According to David Rock, practicing Mindfulness is beneficial to us all, regardless of what we do, where we live or how much power we hold. The same is true for practicing Mindfulness, you don’t need an expensive corporate training or a yoga retreat to learn about this technique. In fact, he says, we actually do it without learning or practicing every now-and-then, when we instinctively open up our senses and focus on experiencing the immediate sensations of a certain moment, instead of thinking about tasks, processes and what to cook for dinner. Think about the moment you stop to smell a beautiful flower, you are likely to even close your eyes so not even your vision distracts from the wonderful sensation of the moment – experiencing the fragrance with every nerve in your body!
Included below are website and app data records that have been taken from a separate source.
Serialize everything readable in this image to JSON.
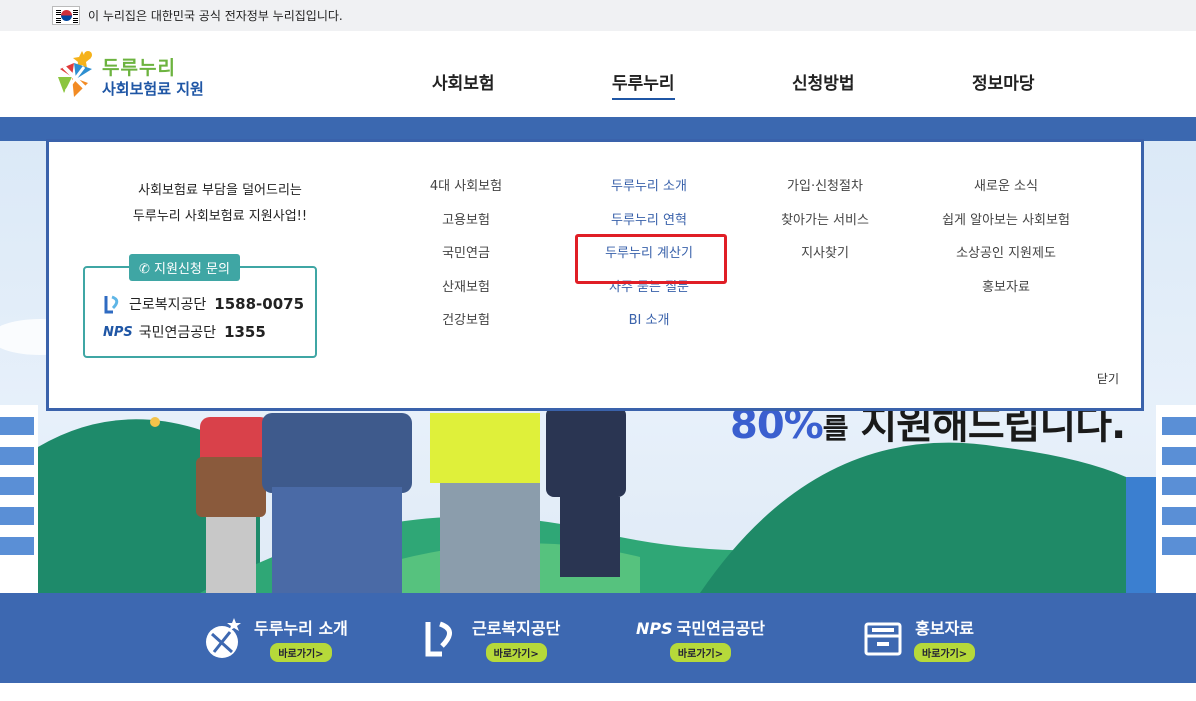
{
  "gov_banner": {
    "text": "이 누리집은 대한민국 공식 전자정부 누리집입니다."
  },
  "logo": {
    "line1": "두루누리",
    "line2": "사회보험료 지원"
  },
  "gnb": [
    {
      "label": "사회보험",
      "active": false
    },
    {
      "label": "두루누리",
      "active": true
    },
    {
      "label": "신청방법",
      "active": false
    },
    {
      "label": "정보마당",
      "active": false
    }
  ],
  "panel": {
    "intro_line1": "사회보험료 부담을 덜어드리는",
    "intro_line2": "두루누리 사회보험료 지원사업!!",
    "contact_title": "지원신청 문의",
    "contacts": [
      {
        "org": "근로복지공단",
        "phone": "1588-0075"
      },
      {
        "org": "국민연금공단",
        "phone": "1355"
      }
    ],
    "nps_logo_text": "NPS",
    "columns": [
      [
        "4대 사회보험",
        "고용보험",
        "국민연금",
        "산재보험",
        "건강보험"
      ],
      [
        "두루누리 소개",
        "두루누리 연혁",
        "두루누리 계산기",
        "자주 묻는 질문",
        "BI 소개"
      ],
      [
        "가입·신청절차",
        "찾아가는 서비스",
        "지사찾기"
      ],
      [
        "새로운 소식",
        "쉽게 알아보는 사회보험",
        "소상공인 지원제도",
        "홍보자료"
      ]
    ],
    "close_label": "닫기"
  },
  "hero": {
    "percent": "80%",
    "particle": "를",
    "text": " 지원해드립니다."
  },
  "quick_links": [
    {
      "title": "두루누리 소개",
      "go": "바로가기>"
    },
    {
      "title": "근로복지공단",
      "go": "바로가기>"
    },
    {
      "title": "국민연금공단",
      "go": "바로가기>",
      "prefix": "NPS"
    },
    {
      "title": "홍보자료",
      "go": "바로가기>"
    }
  ],
  "colors": {
    "primary": "#3d68b1",
    "accent_green": "#b6d93a",
    "teal": "#3fa6a4",
    "highlight_red": "#e01e26"
  }
}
In this fascinating article Mr Rock describes how “You can experience the world through your narrative circuitry, which will be useful for planning, goal setting, and strategizing. You can also experience the world more directly, which enables more sensory information to be perceived.” This latter kind of experience, more direct and sensory, is what we commonly refer to as Mindfulness. As you can see, each one of us can consciously switch from our narrative circuitry to our sensory experiences, no religious commitment or specific ideological background required.

So, I encourage you to read the article below and start consciously switching between circuits. The benefits?  – You get to experience the world in a more direct way through your senses, which allows you to respond more flexibly. However, if you haven’t been doing this beware: it takes time to train these neurological pathways, so be patient with yourself and start practicing.

Who knows? – You might discover, that a whole new, fascinating, sensuous and pleasantly peaceful world exists out there.